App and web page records
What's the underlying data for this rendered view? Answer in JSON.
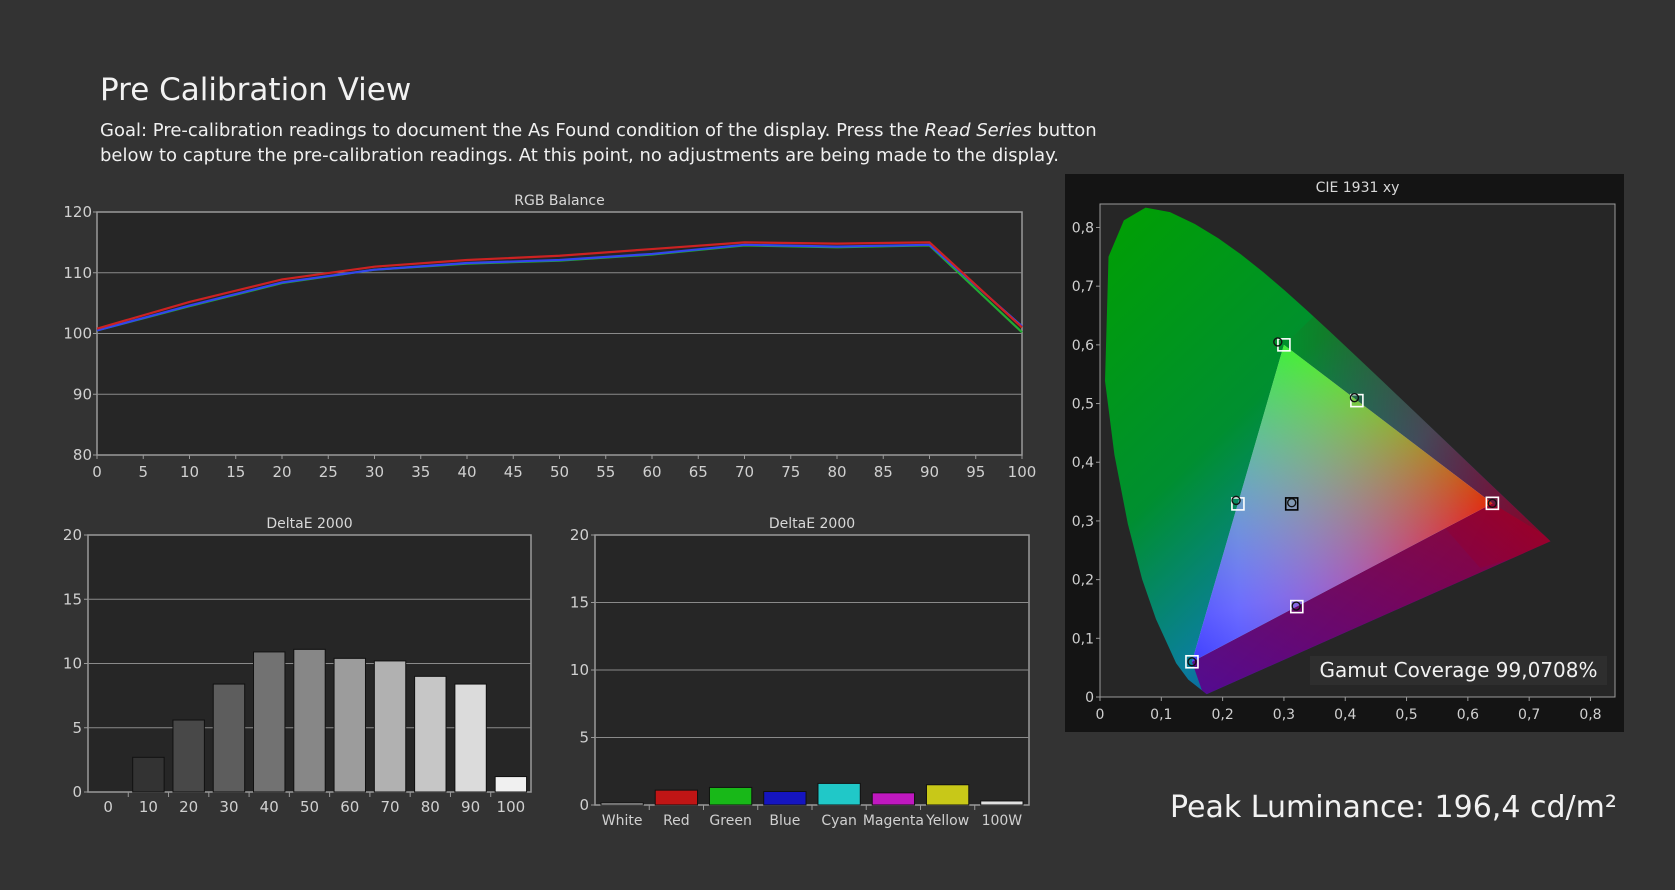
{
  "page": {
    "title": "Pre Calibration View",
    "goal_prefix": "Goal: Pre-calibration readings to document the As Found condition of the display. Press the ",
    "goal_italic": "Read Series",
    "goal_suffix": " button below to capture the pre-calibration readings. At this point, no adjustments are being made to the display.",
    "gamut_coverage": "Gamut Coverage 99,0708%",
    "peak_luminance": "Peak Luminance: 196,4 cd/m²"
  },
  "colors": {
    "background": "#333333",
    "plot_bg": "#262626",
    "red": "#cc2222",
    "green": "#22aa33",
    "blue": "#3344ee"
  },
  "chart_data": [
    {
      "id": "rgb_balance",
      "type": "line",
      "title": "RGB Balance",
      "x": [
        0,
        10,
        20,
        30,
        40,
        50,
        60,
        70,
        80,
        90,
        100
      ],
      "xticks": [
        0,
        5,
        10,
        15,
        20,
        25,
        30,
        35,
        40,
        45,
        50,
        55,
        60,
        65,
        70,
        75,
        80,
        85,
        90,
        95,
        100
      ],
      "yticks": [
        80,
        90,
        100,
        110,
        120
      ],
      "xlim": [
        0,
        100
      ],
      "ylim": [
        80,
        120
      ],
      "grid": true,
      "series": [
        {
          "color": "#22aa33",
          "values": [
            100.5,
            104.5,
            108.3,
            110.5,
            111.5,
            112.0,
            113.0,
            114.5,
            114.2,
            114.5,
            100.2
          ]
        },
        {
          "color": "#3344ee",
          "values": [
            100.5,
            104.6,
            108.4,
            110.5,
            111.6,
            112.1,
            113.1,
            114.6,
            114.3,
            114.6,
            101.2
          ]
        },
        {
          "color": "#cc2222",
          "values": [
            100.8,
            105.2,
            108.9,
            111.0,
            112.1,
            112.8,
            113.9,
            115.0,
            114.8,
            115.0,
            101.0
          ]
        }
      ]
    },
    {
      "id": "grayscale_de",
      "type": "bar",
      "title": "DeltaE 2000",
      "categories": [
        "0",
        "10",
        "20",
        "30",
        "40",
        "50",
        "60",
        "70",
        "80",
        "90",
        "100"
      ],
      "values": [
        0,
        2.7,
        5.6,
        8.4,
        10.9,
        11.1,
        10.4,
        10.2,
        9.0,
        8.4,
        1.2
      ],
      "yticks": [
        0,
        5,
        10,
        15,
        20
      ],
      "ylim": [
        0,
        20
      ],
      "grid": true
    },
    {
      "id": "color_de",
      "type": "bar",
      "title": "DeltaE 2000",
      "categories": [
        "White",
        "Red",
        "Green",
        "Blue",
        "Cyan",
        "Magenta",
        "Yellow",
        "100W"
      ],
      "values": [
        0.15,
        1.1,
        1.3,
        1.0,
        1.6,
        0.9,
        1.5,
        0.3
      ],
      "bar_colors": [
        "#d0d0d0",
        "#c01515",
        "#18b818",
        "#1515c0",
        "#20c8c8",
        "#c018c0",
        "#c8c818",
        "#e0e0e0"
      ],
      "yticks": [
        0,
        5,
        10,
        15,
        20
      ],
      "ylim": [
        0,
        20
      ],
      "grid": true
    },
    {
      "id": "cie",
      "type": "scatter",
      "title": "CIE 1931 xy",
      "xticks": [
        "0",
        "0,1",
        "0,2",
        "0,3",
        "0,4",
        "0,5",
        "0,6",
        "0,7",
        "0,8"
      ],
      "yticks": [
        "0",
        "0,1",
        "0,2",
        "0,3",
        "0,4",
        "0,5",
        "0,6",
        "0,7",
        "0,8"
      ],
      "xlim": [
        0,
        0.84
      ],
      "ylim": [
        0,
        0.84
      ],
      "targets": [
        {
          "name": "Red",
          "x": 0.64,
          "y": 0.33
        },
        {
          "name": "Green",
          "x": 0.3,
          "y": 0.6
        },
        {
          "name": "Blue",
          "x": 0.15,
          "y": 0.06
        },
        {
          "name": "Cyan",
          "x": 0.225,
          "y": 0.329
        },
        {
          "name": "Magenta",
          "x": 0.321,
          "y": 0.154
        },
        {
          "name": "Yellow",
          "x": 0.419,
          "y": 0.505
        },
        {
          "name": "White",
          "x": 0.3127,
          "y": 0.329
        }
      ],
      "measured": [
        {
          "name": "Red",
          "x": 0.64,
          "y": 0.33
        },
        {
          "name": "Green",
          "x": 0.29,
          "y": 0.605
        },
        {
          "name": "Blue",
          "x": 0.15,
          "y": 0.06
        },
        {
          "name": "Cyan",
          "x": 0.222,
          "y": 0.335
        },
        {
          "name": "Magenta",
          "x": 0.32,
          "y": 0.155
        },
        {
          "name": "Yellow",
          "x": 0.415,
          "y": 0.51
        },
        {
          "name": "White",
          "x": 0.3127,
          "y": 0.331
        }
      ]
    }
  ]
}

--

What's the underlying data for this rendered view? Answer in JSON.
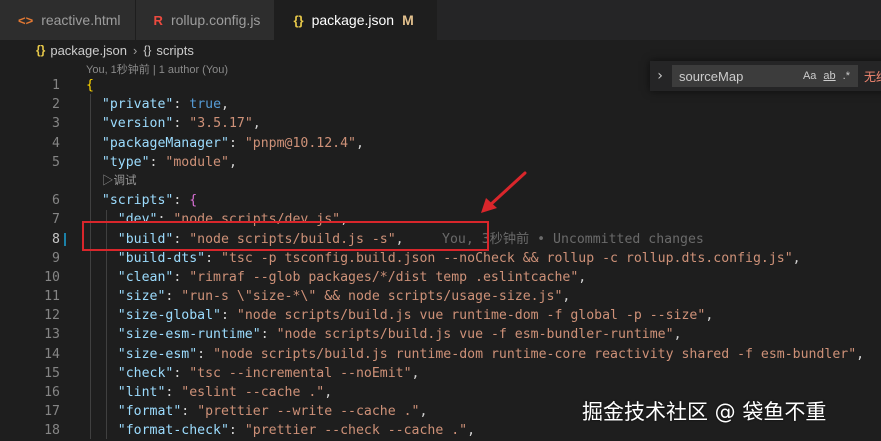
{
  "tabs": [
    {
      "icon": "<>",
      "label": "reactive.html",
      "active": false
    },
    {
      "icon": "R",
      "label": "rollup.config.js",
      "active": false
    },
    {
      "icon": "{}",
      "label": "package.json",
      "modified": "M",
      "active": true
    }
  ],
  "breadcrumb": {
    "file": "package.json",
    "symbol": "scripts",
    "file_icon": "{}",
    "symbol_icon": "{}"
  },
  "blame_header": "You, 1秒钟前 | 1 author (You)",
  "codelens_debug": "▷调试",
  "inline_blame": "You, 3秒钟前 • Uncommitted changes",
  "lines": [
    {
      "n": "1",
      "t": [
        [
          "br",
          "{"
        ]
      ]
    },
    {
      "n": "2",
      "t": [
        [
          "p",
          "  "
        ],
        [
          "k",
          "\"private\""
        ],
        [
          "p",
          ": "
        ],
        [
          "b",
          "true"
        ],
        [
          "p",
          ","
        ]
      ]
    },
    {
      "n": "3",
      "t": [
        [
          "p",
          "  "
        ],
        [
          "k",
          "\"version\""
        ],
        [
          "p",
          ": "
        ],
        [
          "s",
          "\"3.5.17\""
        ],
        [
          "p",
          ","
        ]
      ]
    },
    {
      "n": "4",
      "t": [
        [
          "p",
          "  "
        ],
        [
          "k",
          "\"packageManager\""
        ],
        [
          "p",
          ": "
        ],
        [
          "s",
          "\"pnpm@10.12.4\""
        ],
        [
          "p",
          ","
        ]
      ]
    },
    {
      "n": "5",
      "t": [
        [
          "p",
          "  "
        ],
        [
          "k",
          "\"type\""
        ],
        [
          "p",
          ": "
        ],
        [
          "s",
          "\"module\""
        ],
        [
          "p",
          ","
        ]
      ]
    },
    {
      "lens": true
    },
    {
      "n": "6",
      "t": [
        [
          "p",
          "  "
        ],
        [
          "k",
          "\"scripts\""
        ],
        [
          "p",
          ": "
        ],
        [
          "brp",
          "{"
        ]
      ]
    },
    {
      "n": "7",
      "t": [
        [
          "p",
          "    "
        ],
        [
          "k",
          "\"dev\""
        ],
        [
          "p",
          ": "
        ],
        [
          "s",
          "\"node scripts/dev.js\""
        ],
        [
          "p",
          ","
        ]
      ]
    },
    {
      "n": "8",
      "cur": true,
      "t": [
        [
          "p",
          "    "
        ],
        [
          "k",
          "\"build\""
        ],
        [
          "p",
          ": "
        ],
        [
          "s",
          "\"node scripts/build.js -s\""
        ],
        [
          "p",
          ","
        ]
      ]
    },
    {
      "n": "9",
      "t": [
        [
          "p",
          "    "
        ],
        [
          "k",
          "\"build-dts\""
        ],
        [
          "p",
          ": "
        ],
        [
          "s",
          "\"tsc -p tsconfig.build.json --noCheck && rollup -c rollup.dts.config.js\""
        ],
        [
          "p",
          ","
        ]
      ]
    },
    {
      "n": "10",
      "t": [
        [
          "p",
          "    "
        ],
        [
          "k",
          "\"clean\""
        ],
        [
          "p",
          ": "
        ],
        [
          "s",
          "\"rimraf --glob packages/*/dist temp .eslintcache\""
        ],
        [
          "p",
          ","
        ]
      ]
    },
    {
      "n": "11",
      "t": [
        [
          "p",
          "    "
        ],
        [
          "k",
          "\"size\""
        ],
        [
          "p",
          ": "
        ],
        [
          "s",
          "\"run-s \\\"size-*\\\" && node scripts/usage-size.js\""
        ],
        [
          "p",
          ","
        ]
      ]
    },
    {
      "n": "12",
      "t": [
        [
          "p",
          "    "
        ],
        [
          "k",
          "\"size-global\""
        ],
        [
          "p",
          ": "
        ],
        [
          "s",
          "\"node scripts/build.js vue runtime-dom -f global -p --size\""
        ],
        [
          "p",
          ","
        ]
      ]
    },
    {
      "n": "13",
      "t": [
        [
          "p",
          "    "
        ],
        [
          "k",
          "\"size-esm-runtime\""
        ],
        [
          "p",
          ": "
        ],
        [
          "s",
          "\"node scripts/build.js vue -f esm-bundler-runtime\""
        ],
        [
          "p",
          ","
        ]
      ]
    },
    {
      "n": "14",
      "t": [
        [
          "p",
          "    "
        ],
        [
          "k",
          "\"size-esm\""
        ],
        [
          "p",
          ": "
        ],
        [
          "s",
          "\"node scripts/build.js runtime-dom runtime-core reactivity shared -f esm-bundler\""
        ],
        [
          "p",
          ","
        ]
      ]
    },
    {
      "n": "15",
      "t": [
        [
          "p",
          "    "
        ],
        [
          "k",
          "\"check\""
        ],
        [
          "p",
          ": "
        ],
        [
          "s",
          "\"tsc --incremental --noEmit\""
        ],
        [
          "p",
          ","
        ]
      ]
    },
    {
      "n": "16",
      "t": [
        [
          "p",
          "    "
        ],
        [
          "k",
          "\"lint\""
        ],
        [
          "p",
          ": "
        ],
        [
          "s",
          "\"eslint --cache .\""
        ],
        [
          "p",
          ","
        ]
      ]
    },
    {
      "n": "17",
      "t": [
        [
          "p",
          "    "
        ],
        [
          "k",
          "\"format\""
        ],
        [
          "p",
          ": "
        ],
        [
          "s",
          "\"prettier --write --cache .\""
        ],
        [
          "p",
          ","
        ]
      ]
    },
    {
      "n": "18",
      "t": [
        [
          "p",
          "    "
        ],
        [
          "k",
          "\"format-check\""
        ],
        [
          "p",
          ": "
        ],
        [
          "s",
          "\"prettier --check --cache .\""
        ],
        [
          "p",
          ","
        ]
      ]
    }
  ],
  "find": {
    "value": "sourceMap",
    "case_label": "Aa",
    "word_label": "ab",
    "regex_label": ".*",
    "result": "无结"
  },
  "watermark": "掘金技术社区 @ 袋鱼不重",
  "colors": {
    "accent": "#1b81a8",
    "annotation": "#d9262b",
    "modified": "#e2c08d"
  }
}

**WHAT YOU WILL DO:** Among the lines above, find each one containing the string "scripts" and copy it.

**TASK ANSWER:**
    "symbol": "scripts",
          "\"scripts\""
          "\"node scripts/dev.js\""
          "\"node scripts/build.js -s\""
          "\"run-s \\\"size-*\\\" && node scripts/usage-size.js\""
          "\"node scripts/build.js vue runtime-dom -f global -p --size\""
          "\"node scripts/build.js vue -f esm-bundler-runtime\""
          "\"node scripts/build.js runtime-dom runtime-core reactivity shared -f esm-bundler\""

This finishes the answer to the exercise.